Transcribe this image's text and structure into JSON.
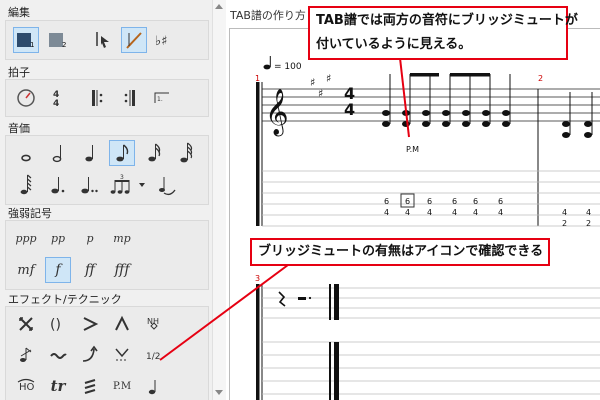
{
  "palette": {
    "groups": {
      "edit": {
        "title": "編集"
      },
      "timesig": {
        "title": "拍子"
      },
      "duration": {
        "title": "音価"
      },
      "dynamics": {
        "title": "強弱記号",
        "items": [
          "ppp",
          "pp",
          "p",
          "mp",
          "mf",
          "f",
          "ff",
          "fff"
        ]
      },
      "effects": {
        "title": "エフェクト/テクニック",
        "row3": [
          "HO",
          "tr",
          "P.M"
        ],
        "slash": "1/2"
      }
    }
  },
  "document": {
    "tab_label": "TAB譜の作り方"
  },
  "score": {
    "tempo": "= 100",
    "measure_numbers": [
      "1",
      "2",
      "3"
    ],
    "time_signature": {
      "top": "4",
      "bottom": "4"
    },
    "palm_mute_label": "P.M",
    "tab_columns": [
      {
        "top": "6",
        "bottom": "4"
      },
      {
        "top": "6",
        "bottom": "4"
      },
      {
        "top": "6",
        "bottom": "4"
      },
      {
        "top": "6",
        "bottom": "4"
      },
      {
        "top": "6",
        "bottom": "4"
      },
      {
        "top": "6",
        "bottom": "4"
      }
    ],
    "tab_columns_m2": [
      {
        "top": "4",
        "bottom": "2"
      },
      {
        "top": "4",
        "bottom": "2"
      }
    ]
  },
  "callouts": {
    "top": [
      "TAB譜では両方の音符にブリッジミュートが",
      "付いているように見える。"
    ],
    "bottom": "ブリッジミュートの有無はアイコンで確認できる"
  },
  "colors": {
    "selected": "#cfe6f7",
    "selected_border": "#7eb4ea",
    "callout_red": "#e60012"
  }
}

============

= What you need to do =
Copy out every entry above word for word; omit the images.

= Response to this task =
Transcribe this image's text and structure into JSON.
{
  "palette": {
    "groups": {
      "edit": {
        "title": "編集"
      },
      "timesig": {
        "title": "拍子"
      },
      "duration": {
        "title": "音価"
      },
      "dynamics": {
        "title": "強弱記号",
        "items": [
          "ppp",
          "pp",
          "p",
          "mp",
          "mf",
          "f",
          "ff",
          "fff"
        ]
      },
      "effects": {
        "title": "エフェクト/テクニック",
        "row3": [
          "HO",
          "tr",
          "P.M"
        ],
        "slash": "1/2"
      }
    }
  },
  "document": {
    "tab_label": "TAB譜の作り方"
  },
  "score": {
    "tempo": "= 100",
    "measure_numbers": [
      "1",
      "2",
      "3"
    ],
    "time_signature": {
      "top": "4",
      "bottom": "4"
    },
    "palm_mute_label": "P.M",
    "tab_columns": [
      {
        "top": "6",
        "bottom": "4"
      },
      {
        "top": "6",
        "bottom": "4"
      },
      {
        "top": "6",
        "bottom": "4"
      },
      {
        "top": "6",
        "bottom": "4"
      },
      {
        "top": "6",
        "bottom": "4"
      },
      {
        "top": "6",
        "bottom": "4"
      }
    ],
    "tab_columns_m2": [
      {
        "top": "4",
        "bottom": "2"
      },
      {
        "top": "4",
        "bottom": "2"
      }
    ]
  },
  "callouts": {
    "top": [
      "TAB譜では両方の音符にブリッジミュートが",
      "付いているように見える。"
    ],
    "bottom": "ブリッジミュートの有無はアイコンで確認できる"
  },
  "colors": {
    "selected": "#cfe6f7",
    "selected_border": "#7eb4ea",
    "callout_red": "#e60012"
  }
}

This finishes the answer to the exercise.